The 500th paying customer has signed up to ride Virgin Galactic's private spaceship, and that customer is Ashton Kutcher.
The actor, currently starring in the CBS TV comedy "Two and a Half Men," will be among the first people to ride Virgin Galactic's SpaceShipTwo, which will carry paying customers up to the edge of space and back.
"I gave Ashton a quick call to congratulate and welcome him," Virgin Galactic founder Richard Branson wrote in a blog post announcing Kutcher's reservation on March 19. "He is as thrilled as we are at the prospect of being among the first to cross the final frontier (and back!) with us and to experience the magic of space for himself."
SpaceShipTwo is a suborbital spaceship built to carry six passengers and two pilots. It is launched from the air using a carrier plane known as WhiteKnightTwo. The brief space trip, which will offer passengers a few minutes of weightlessness and a view of Earth from the blackness of space, costs $200,000 per seat.
Virgin Galactic's first SpaceShipTwo vehicle, the VSS Enterprise, and its WhiteKnightTwo mothership have completed a series of manned glide tests. The next step will be for WhiteKnightTwo to carry the space plane up to midair, and then ignite SpaceShipTwo's rocket engines for a powered test flight.
"We are guided by safety and so will ensure that everything is just as safe as it can possibly be before we start commercial services — particularly as I will be on the first commercial flight with my kids!" Branson said.
Virgin Galactic officials have said they hope the first customers will ride in 2013 or 2014. The flights will launch and land from the new Spaceport America facility in southern New Mexico.
The addition of Kutcher to the Virgin flight roster should give the burgeoning company a boost of visibility. In fact, it's not far off from a suggestion put forward by astronomer Seth Shostak last month at the 2012 Next-Generation Suborbital Researchers Conference.
Shostak proposed that sending a celebrity on a suborbital flight would offer the kick the industry needed to gain momentum.
"My suggestion is, be sure to send Justin Bieber on one of these flights early on," Shostak said. "If there's more interest, there are more customers.
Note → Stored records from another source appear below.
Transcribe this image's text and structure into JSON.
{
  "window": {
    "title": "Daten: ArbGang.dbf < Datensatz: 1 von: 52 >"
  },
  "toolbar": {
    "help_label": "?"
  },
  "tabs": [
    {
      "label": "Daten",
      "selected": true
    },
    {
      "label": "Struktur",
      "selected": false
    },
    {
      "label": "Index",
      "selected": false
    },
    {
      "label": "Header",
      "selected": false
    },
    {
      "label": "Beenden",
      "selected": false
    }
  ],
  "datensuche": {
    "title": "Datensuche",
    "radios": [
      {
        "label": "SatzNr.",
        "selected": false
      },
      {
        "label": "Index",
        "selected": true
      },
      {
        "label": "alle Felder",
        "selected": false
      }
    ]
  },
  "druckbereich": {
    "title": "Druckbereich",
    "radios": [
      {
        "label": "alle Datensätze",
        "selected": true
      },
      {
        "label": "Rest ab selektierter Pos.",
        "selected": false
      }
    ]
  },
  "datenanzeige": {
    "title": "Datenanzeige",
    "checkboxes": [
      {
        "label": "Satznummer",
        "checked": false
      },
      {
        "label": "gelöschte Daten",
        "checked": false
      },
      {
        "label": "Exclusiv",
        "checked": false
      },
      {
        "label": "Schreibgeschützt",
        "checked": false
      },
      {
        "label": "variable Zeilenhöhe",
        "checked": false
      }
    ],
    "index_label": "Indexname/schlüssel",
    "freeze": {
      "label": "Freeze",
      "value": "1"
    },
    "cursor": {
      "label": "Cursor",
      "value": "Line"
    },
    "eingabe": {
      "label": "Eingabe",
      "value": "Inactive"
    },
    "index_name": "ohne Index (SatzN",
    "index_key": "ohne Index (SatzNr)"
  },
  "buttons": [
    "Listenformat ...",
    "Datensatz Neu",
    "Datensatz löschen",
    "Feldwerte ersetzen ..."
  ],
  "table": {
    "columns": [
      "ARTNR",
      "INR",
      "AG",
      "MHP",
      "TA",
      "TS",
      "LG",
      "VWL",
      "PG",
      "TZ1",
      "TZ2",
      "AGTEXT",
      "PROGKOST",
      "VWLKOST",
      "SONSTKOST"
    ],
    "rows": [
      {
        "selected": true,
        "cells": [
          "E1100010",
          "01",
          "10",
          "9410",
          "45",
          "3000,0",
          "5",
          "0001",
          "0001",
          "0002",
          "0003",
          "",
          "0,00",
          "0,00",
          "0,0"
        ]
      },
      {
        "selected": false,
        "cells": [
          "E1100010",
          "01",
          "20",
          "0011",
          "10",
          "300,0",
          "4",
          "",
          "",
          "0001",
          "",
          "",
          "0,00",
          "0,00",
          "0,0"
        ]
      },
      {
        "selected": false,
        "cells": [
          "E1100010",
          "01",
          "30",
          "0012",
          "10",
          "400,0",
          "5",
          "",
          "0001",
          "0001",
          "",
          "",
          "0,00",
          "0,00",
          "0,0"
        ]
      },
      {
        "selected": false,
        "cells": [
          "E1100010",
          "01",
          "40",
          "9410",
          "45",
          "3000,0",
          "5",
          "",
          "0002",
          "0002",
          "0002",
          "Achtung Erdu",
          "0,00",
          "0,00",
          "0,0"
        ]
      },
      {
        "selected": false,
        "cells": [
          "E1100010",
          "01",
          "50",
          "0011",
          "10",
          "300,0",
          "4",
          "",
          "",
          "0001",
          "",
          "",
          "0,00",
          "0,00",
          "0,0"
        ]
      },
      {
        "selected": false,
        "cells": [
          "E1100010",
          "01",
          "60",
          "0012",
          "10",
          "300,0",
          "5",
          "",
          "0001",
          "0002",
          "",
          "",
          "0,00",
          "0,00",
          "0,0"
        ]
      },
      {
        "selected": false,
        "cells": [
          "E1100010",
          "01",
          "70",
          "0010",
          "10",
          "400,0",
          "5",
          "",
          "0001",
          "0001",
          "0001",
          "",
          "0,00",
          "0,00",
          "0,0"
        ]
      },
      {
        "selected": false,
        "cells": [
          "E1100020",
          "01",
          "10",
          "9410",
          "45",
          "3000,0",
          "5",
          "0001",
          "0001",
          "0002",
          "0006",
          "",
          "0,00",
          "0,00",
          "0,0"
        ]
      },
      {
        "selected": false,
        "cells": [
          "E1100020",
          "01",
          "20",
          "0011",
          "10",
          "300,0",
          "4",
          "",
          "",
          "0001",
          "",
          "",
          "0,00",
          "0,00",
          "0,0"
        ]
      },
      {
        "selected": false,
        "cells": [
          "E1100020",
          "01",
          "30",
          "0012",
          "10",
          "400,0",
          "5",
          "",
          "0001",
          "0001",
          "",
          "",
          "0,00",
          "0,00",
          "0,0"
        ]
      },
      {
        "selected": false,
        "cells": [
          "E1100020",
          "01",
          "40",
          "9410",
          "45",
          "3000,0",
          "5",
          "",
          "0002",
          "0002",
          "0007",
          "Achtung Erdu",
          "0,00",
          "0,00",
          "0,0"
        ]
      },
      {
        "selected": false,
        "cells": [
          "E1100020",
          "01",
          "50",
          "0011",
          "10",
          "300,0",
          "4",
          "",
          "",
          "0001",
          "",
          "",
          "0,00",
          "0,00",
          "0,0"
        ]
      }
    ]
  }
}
If there are more customers, there's more technical development. It's a positive feedback loop, and obviously that's good."